From left, Eun Ji Chung, Larissa V. Rodríguez and Rong Zhang (Photos/Courtesy USC)

Having a baby can change a woman’s life in one way that she is often too embarrassed to mention. Childbirth can cause urinary incontinence, which affects up to 13 million people and incurs $16.3 billion in annual treatment costs in the United States alone.

To address this common problem, this year’s winners of the Eli and Edythe Broad Innovation Award are engineering a stem cell-based, biomaterials approach to promote the regeneration of the urethra. The one-year award provides $100,000 of direct research funding and an additional $20,000 to cover services in relevant core facilities at the Eli and Edythe Broad Center for Regenerative Medicine and Stem Cell Research at USC.

The project brings together Larissa V. Rodríguez, MD, and Rong Zhang, PhD, DDS, from the Catherine and Joseph Aresty Department of Urology at the Keck School of Medicine of USC, with Eun Ji Chung, PhD, from the Department of Biomedical Engineering at the USC Viterbi School of Engineering.

Together, they hope to advance treatments beyond the current industry standard, which involves injecting synthetic bulking agents or slings. These therapies can assist with urethral closure, but do not improve urethral function and may trigger complications including chronic inflammation, abscesses, immune reactions, urinary tract obstruction, urethra or bladder erosion, or even blood clots in the lungs.

As a new approach, Rodríguez, Zhang and Chung are developing a bioactive hydrogel — a type of water-logged gel made of peptides, which are the building blocks of proteins. They plan to inject this hydrogel around the urethra as a temporary bulking agent to assist with closure.

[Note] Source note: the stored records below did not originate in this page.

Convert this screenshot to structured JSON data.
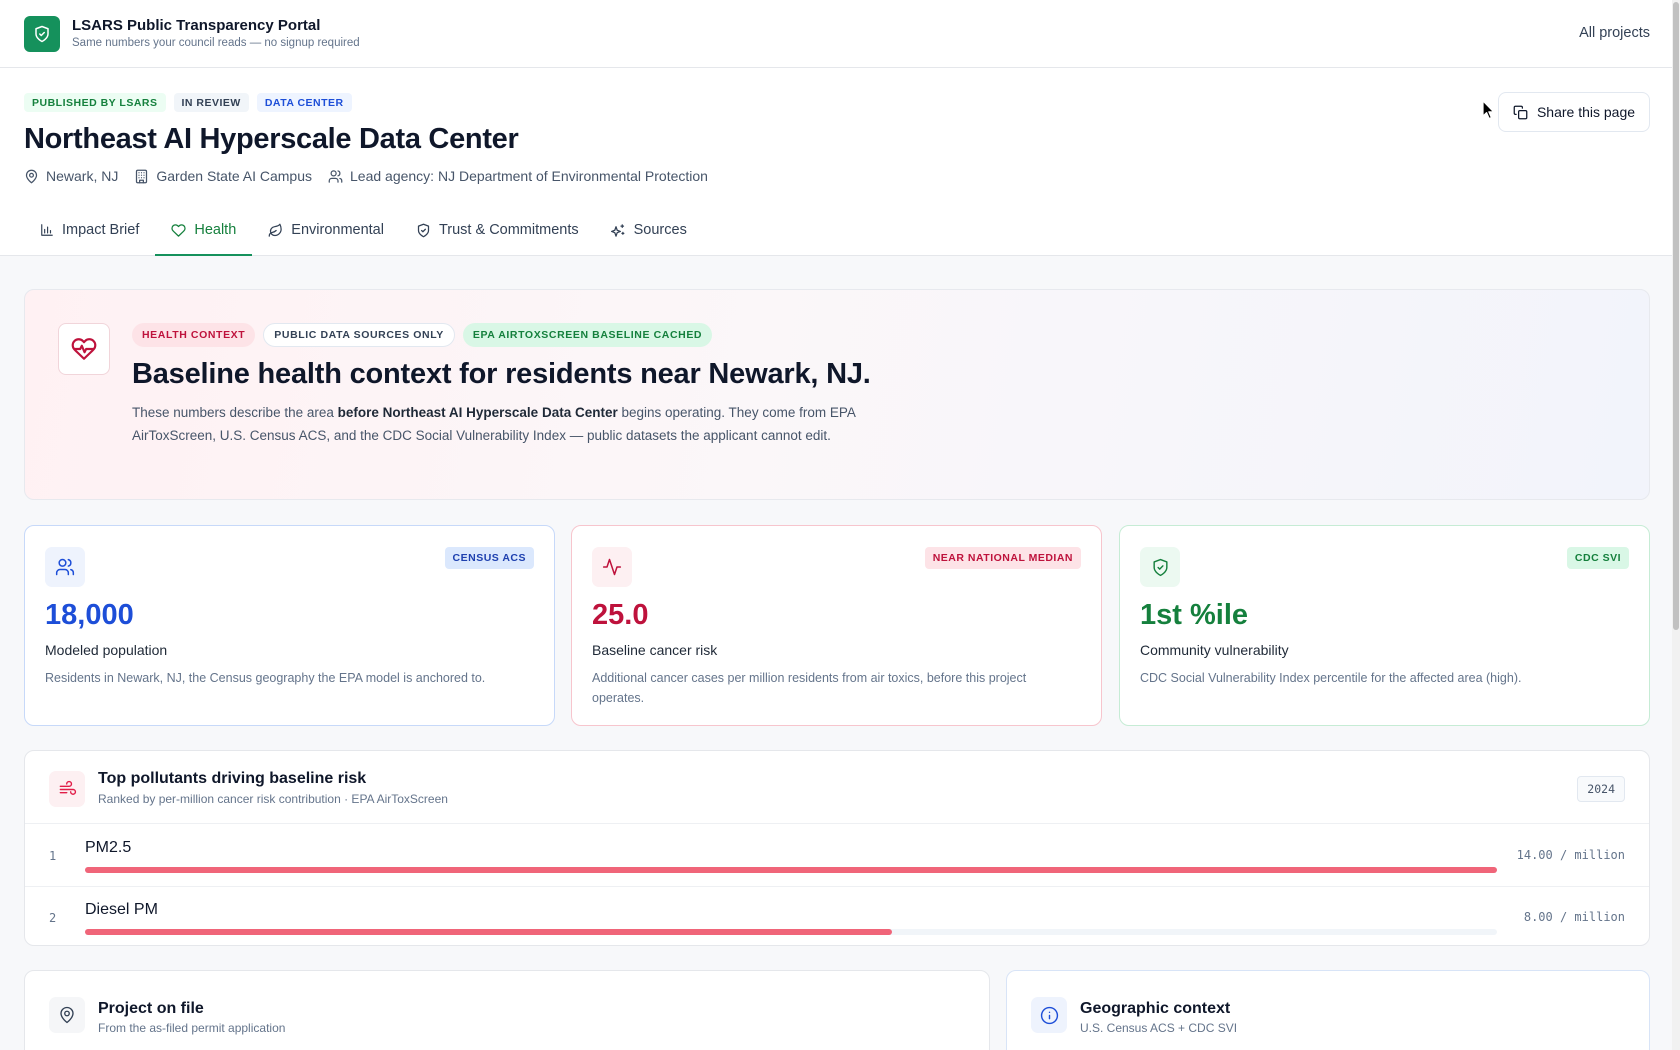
{
  "app": {
    "title": "LSARS Public Transparency Portal",
    "subtitle": "Same numbers your council reads — no signup required",
    "all_projects_link": "All projects"
  },
  "project": {
    "chips": [
      "PUBLISHED BY LSARS",
      "IN REVIEW",
      "DATA CENTER"
    ],
    "title": "Northeast AI Hyperscale Data Center",
    "location": "Newark, NJ",
    "campus": "Garden State AI Campus",
    "lead_agency": "Lead agency: NJ Department of Environmental Protection",
    "share_button": "Share this page"
  },
  "tabs": [
    {
      "label": "Impact Brief",
      "icon": "bar-chart-icon",
      "active": false
    },
    {
      "label": "Health",
      "icon": "heart-icon",
      "active": true
    },
    {
      "label": "Environmental",
      "icon": "leaf-icon",
      "active": false
    },
    {
      "label": "Trust & Commitments",
      "icon": "shield-check-icon",
      "active": false
    },
    {
      "label": "Sources",
      "icon": "sparkles-icon",
      "active": false
    }
  ],
  "hero": {
    "chips": [
      "HEALTH CONTEXT",
      "PUBLIC DATA SOURCES ONLY",
      "EPA AIRTOXSCREEN BASELINE CACHED"
    ],
    "title": "Baseline health context for residents near Newark, NJ.",
    "desc_pre": "These numbers describe the area ",
    "desc_bold": "before Northeast AI Hyperscale Data Center",
    "desc_post": " begins operating. They come from EPA AirToxScreen, U.S. Census ACS, and the CDC Social Vulnerability Index — public datasets the applicant cannot edit."
  },
  "stats": [
    {
      "badge": "CENSUS ACS",
      "value": "18,000",
      "label": "Modeled population",
      "desc": "Residents in Newark, NJ, the Census geography the EPA model is anchored to.",
      "icon": "users-icon",
      "color": "#1d4ed8"
    },
    {
      "badge": "NEAR NATIONAL MEDIAN",
      "value": "25.0",
      "label": "Baseline cancer risk",
      "desc": "Additional cancer cases per million residents from air toxics, before this project operates.",
      "icon": "activity-icon",
      "color": "#be123c"
    },
    {
      "badge": "CDC SVI",
      "value": "1st %ile",
      "label": "Community vulnerability",
      "desc": "CDC Social Vulnerability Index percentile for the affected area (high).",
      "icon": "shield-check-icon",
      "color": "#15803d"
    }
  ],
  "pollutants": {
    "title": "Top pollutants driving baseline risk",
    "subtitle": "Ranked by per-million cancer risk contribution · EPA AirToxScreen",
    "year": "2024",
    "items": [
      {
        "rank": "1",
        "name": "PM2.5",
        "value_label": "14.00 / million",
        "value": 14.0
      },
      {
        "rank": "2",
        "name": "Diesel PM",
        "value_label": "8.00 / million",
        "value": 8.0
      }
    ],
    "bar_color": "#f06579"
  },
  "bottom": {
    "project_on_file": {
      "title": "Project on file",
      "subtitle": "From the as-filed permit application"
    },
    "geographic_context": {
      "title": "Geographic context",
      "subtitle": "U.S. Census ACS + CDC SVI"
    }
  },
  "colors": {
    "brand": "#15915c",
    "accent_red": "#be123c",
    "accent_blue": "#1d4ed8",
    "accent_green": "#15803d"
  }
}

At the same time, the hydrogel will actively deliver fat-derived stem cells and molecular signals to encourage tissue regeneration and the restoration of muscle tone. Eventually, the hydrogel will completely biodegrade, replaced by a regenerated and fully functional urethra.

The research team currently is testing this approach in rats with urinary incontinence, in hopes of eventually garnering supplementary grant funding to advance this work into clinical trials.

“Urinary incontinence keeps people from enjoying their children, enjoying their grandchildren, going to a movie, doing activities that all of us expect in terms of having a happy life,” said Rodríguez, who also is associate provost for faculty and student initiatives in health and STEM, director of Female Pelvic Medicine and Reconstructive Surgery (FPMRS) at the Keck Medicine of USC – Beverly Hills location, vice chair of academics for the Catherine and Joseph Aresty Department of Urology, and director of the FPMRS fellowship at the Keck School. “It disproportionately affects women. And I feel a moral sense of really giving back to these women, and giving to a population that I treat by advancing the science.”

— Cristy Lytal